Blackberries and Oregano

There are few things I look forward to more than the late-summer ritual of a meandering car ride with my husband and kids along the dusty Tuscan roads to hunt for drooping branches of wild blackberries and flowering wild oregano.

There is no jam quite like the one made with wild blackberries, especially in the cold and flavorless fruit months of winter. And there no homemade pizza tastes right without the intense flavor of wild-oregano flowers.

So, yes, it’s about the food and the flavor, but more than anything it’s about sharing these rare moments of “the simple life”, of roadside foraging amidst thorn pricks, stained fingers, dust-filled nostrils and laughs with my family. That’s what it’s all about.

Mourning for “le mura” in Volterra: a tract of 13th c. walls collapsed last night

Last night, following days of intense rain, a 20 to 30 yard stretch of Volterra’s Medieval walls collapsed. When I woke up this morning and turned on RaiNews 24 one of the headlines was “Bad Weather in Tuscany: the Arno River is threatening to flood, schools closed in Pisa and 30-meters of Medieval wall have fallen down in Volterra”.

After dropping the kids off at school (safely located far from the walls…) we walked up to Piazzetta dei Fornelli to discover that together with the walls went part of the road “Via Lungo le Mura” that lay just inside the walls. The void that once gave people vertigo as they looked over the walls towards the Cecina Valley now reaches the foundations of the homes. There is no road, no sidewalk, no way to get into your home or store, all the way to the panoramic terrace that is just beneath the covered staircase called “Vicolo degli Abbandonati”. The terrace is still there… but just barely.

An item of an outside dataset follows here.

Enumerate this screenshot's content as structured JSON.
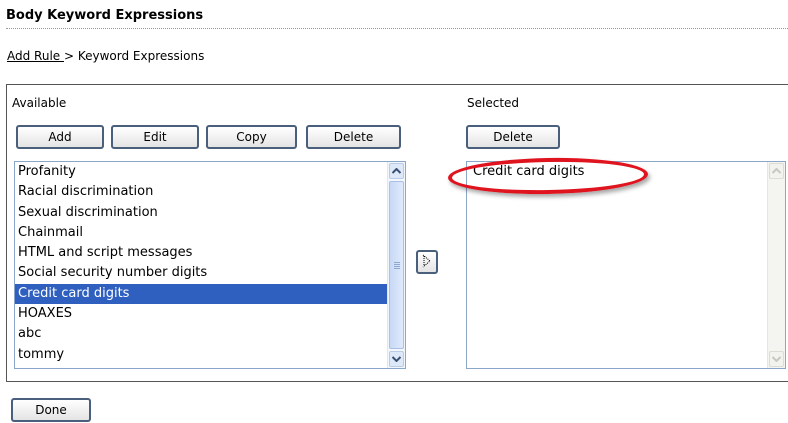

About 100 yards downhill from this road and stretch of walls “that-were” you reach Volterra’s great Etruscan monument – the 4th c. B.C. Porta all’Arco. I feel ill thinking, wondering, fearing that this landslide could in any way compromise its structural integrity. If you have been to Volterra and seen this stone gate, if you know its history, you will understand the emotional involvement that Volterrans have with it. The Porta all’Arco is a part of them.

The loss of these 13th-century walls is enough, and I pray that the damage stops there (the forecasts say we should expect another 6 days of non-stop rain). How could they have stood so mightily for 800 years, enduring endless sieges under the Florentines, a mistaken attack by the Allied troops in WWII, and then give up now? I perhaps shouldn’t give fault to the walls, be angry with them… but if not them, who? Surely there is something we have done wrong to let this happen…

As I walked away from the scene this morning, I realized the void was more than physical as a tear slid down my cheek.